Without including any picture, repeat the records below exactly.

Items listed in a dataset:
# # # # # # #

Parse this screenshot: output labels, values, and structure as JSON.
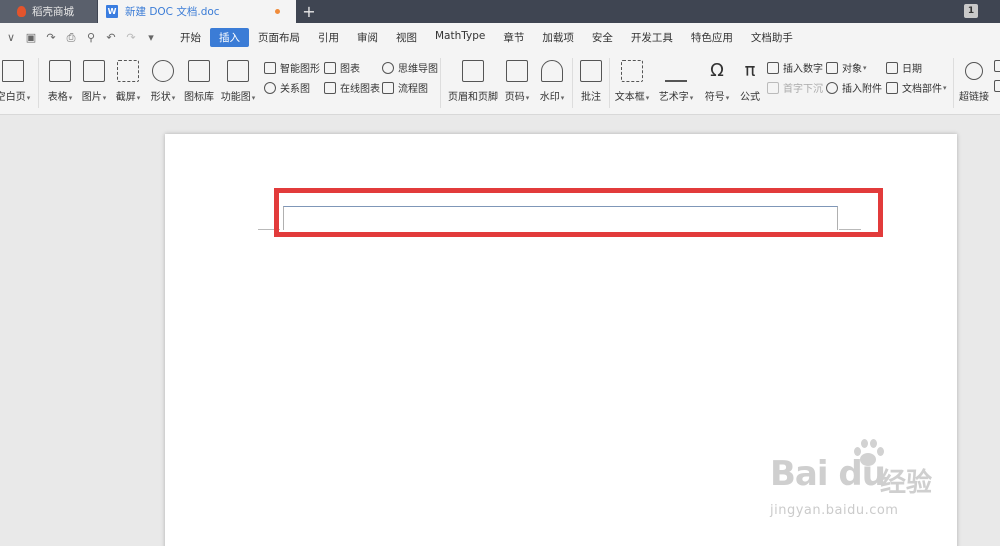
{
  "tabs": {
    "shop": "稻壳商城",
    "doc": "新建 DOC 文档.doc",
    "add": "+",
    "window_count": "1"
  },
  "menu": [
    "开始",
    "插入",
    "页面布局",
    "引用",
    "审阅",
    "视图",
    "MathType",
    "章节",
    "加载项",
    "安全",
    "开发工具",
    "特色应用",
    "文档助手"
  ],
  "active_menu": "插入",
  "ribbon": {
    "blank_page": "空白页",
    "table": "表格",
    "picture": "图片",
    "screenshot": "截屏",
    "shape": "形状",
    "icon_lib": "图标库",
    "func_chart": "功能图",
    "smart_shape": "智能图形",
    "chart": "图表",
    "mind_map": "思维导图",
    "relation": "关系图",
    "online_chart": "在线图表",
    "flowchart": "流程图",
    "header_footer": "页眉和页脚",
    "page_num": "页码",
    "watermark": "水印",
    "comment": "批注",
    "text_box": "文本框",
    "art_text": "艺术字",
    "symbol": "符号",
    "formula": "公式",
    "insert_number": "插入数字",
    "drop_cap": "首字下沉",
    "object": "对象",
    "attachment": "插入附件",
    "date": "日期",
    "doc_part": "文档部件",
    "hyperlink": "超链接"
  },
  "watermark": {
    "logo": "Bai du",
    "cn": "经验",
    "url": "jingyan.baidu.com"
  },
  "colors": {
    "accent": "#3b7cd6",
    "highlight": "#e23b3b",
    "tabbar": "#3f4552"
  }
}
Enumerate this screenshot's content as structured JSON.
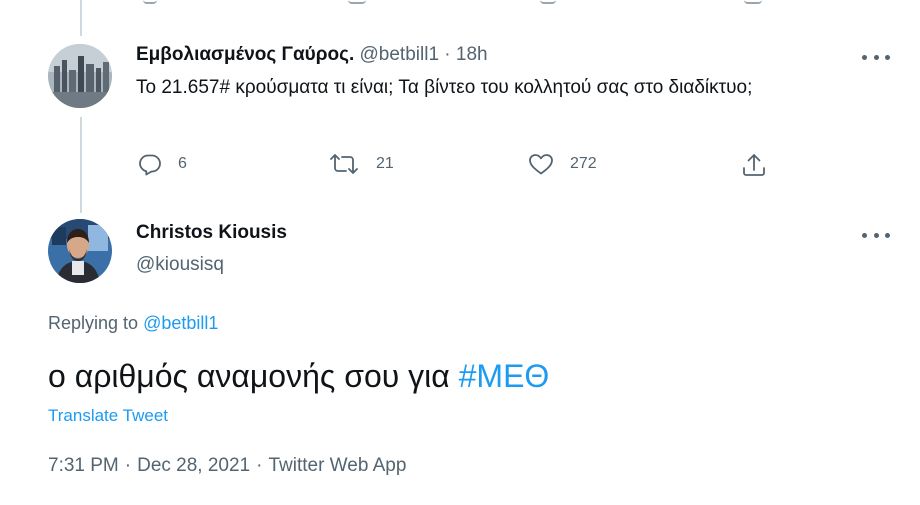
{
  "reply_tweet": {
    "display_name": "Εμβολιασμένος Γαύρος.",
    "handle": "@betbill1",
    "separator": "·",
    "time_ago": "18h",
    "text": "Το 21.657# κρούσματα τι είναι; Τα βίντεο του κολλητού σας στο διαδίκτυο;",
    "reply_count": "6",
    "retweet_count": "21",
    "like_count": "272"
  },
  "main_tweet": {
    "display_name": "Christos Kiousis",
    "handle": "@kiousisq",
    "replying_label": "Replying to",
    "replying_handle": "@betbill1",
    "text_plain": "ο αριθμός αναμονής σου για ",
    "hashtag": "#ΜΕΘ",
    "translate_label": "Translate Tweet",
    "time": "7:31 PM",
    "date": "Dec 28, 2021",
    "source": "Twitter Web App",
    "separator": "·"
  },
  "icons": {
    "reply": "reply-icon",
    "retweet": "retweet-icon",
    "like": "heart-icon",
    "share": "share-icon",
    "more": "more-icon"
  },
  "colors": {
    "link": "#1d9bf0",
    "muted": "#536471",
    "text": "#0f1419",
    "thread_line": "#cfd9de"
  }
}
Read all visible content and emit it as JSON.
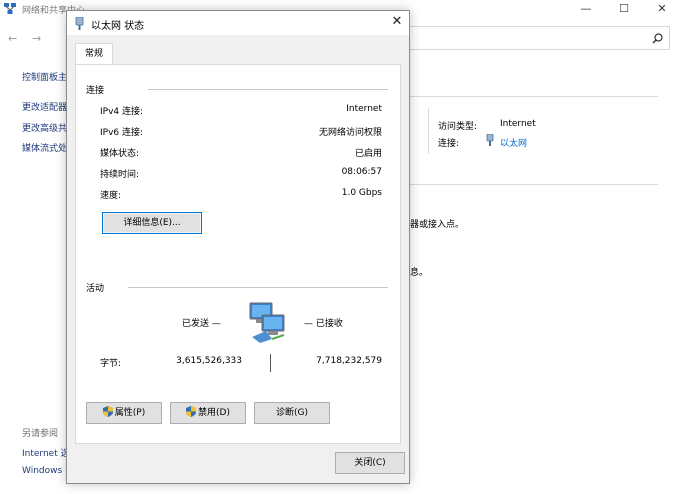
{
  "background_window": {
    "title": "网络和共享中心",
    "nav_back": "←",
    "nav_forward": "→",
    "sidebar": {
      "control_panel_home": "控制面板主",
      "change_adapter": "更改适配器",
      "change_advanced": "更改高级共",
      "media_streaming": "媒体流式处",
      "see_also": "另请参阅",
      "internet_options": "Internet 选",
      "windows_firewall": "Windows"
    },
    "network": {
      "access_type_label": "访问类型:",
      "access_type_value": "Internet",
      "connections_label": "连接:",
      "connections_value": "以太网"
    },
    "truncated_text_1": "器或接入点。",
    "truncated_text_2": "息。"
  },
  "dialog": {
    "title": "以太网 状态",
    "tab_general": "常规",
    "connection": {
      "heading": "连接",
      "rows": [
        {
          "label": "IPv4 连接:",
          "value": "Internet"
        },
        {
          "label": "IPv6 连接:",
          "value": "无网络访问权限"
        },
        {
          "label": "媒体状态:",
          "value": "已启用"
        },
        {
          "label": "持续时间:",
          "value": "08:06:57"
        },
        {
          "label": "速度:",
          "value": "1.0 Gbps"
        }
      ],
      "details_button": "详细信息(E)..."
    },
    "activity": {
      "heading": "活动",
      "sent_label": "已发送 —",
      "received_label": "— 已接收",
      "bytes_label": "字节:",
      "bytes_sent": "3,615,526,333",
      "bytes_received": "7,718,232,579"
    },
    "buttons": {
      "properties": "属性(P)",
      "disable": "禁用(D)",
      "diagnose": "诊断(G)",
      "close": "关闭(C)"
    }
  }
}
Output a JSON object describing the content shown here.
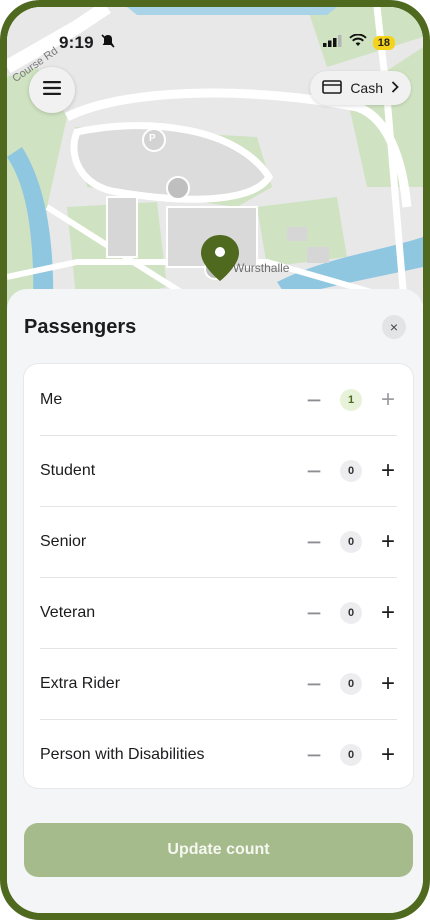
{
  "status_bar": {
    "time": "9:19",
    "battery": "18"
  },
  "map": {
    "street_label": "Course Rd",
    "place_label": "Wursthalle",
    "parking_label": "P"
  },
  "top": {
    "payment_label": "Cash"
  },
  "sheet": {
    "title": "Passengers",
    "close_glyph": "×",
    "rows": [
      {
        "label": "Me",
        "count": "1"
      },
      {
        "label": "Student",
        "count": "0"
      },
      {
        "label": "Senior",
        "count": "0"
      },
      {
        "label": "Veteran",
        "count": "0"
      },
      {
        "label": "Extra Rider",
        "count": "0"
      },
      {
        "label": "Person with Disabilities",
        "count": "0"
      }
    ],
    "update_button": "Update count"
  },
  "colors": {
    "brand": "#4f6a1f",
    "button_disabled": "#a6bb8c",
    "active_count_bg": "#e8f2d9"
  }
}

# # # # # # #

◆ Answer ◆
Parse this screenshot: output labels, values, and structure as JSON.
{
  "tabs": {
    "shop": "稻壳商城",
    "doc": "新建 DOC 文档.doc",
    "add": "+",
    "window_count": "1"
  },
  "menu": [
    "开始",
    "插入",
    "页面布局",
    "引用",
    "审阅",
    "视图",
    "MathType",
    "章节",
    "加载项",
    "安全",
    "开发工具",
    "特色应用",
    "文档助手"
  ],
  "active_menu": "插入",
  "ribbon": {
    "blank_page": "空白页",
    "table": "表格",
    "picture": "图片",
    "screenshot": "截屏",
    "shape": "形状",
    "icon_lib": "图标库",
    "func_chart": "功能图",
    "smart_shape": "智能图形",
    "chart": "图表",
    "mind_map": "思维导图",
    "relation": "关系图",
    "online_chart": "在线图表",
    "flowchart": "流程图",
    "header_footer": "页眉和页脚",
    "page_num": "页码",
    "watermark": "水印",
    "comment": "批注",
    "text_box": "文本框",
    "art_text": "艺术字",
    "symbol": "符号",
    "formula": "公式",
    "insert_number": "插入数字",
    "drop_cap": "首字下沉",
    "object": "对象",
    "attachment": "插入附件",
    "date": "日期",
    "doc_part": "文档部件",
    "hyperlink": "超链接"
  },
  "watermark": {
    "logo": "Bai du",
    "cn": "经验",
    "url": "jingyan.baidu.com"
  },
  "colors": {
    "accent": "#3b7cd6",
    "highlight": "#e23b3b",
    "tabbar": "#3f4552"
  }
}
Enumerate this screenshot's content as structured JSON.
{
  "reply_tweet": {
    "display_name": "Εμβολιασμένος Γαύρος.",
    "handle": "@betbill1",
    "separator": "·",
    "time_ago": "18h",
    "text": "Το 21.657# κρούσματα τι είναι; Τα βίντεο του κολλητού σας στο διαδίκτυο;",
    "reply_count": "6",
    "retweet_count": "21",
    "like_count": "272"
  },
  "main_tweet": {
    "display_name": "Christos Kiousis",
    "handle": "@kiousisq",
    "replying_label": "Replying to",
    "replying_handle": "@betbill1",
    "text_plain": "ο αριθμός αναμονής σου για ",
    "hashtag": "#ΜΕΘ",
    "translate_label": "Translate Tweet",
    "time": "7:31 PM",
    "date": "Dec 28, 2021",
    "source": "Twitter Web App",
    "separator": "·"
  },
  "icons": {
    "reply": "reply-icon",
    "retweet": "retweet-icon",
    "like": "heart-icon",
    "share": "share-icon",
    "more": "more-icon"
  },
  "colors": {
    "link": "#1d9bf0",
    "muted": "#536471",
    "text": "#0f1419",
    "thread_line": "#cfd9de"
  }
}
Read all visible content and emit it as JSON.
{
  "background_window": {
    "title": "网络和共享中心",
    "nav_back": "←",
    "nav_forward": "→",
    "sidebar": {
      "control_panel_home": "控制面板主",
      "change_adapter": "更改适配器",
      "change_advanced": "更改高级共",
      "media_streaming": "媒体流式处",
      "see_also": "另请参阅",
      "internet_options": "Internet 选",
      "windows_firewall": "Windows"
    },
    "network": {
      "access_type_label": "访问类型:",
      "access_type_value": "Internet",
      "connections_label": "连接:",
      "connections_value": "以太网"
    },
    "truncated_text_1": "器或接入点。",
    "truncated_text_2": "息。"
  },
  "dialog": {
    "title": "以太网 状态",
    "tab_general": "常规",
    "connection": {
      "heading": "连接",
      "rows": [
        {
          "label": "IPv4 连接:",
          "value": "Internet"
        },
        {
          "label": "IPv6 连接:",
          "value": "无网络访问权限"
        },
        {
          "label": "媒体状态:",
          "value": "已启用"
        },
        {
          "label": "持续时间:",
          "value": "08:06:57"
        },
        {
          "label": "速度:",
          "value": "1.0 Gbps"
        }
      ],
      "details_button": "详细信息(E)..."
    },
    "activity": {
      "heading": "活动",
      "sent_label": "已发送 —",
      "received_label": "— 已接收",
      "bytes_label": "字节:",
      "bytes_sent": "3,615,526,333",
      "bytes_received": "7,718,232,579"
    },
    "buttons": {
      "properties": "属性(P)",
      "disable": "禁用(D)",
      "diagnose": "诊断(G)",
      "close": "关闭(C)"
    }
  }
}
Output a JSON object describing the content shown here.
{
  "status_bar": {
    "time": "9:19",
    "battery": "18"
  },
  "map": {
    "street_label": "Course Rd",
    "place_label": "Wursthalle",
    "parking_label": "P"
  },
  "top": {
    "payment_label": "Cash"
  },
  "sheet": {
    "title": "Passengers",
    "close_glyph": "×",
    "rows": [
      {
        "label": "Me",
        "count": "1"
      },
      {
        "label": "Student",
        "count": "0"
      },
      {
        "label": "Senior",
        "count": "0"
      },
      {
        "label": "Veteran",
        "count": "0"
      },
      {
        "label": "Extra Rider",
        "count": "0"
      },
      {
        "label": "Person with Disabilities",
        "count": "0"
      }
    ],
    "update_button": "Update count"
  },
  "colors": {
    "brand": "#4f6a1f",
    "button_disabled": "#a6bb8c",
    "active_count_bg": "#e8f2d9"
  }
}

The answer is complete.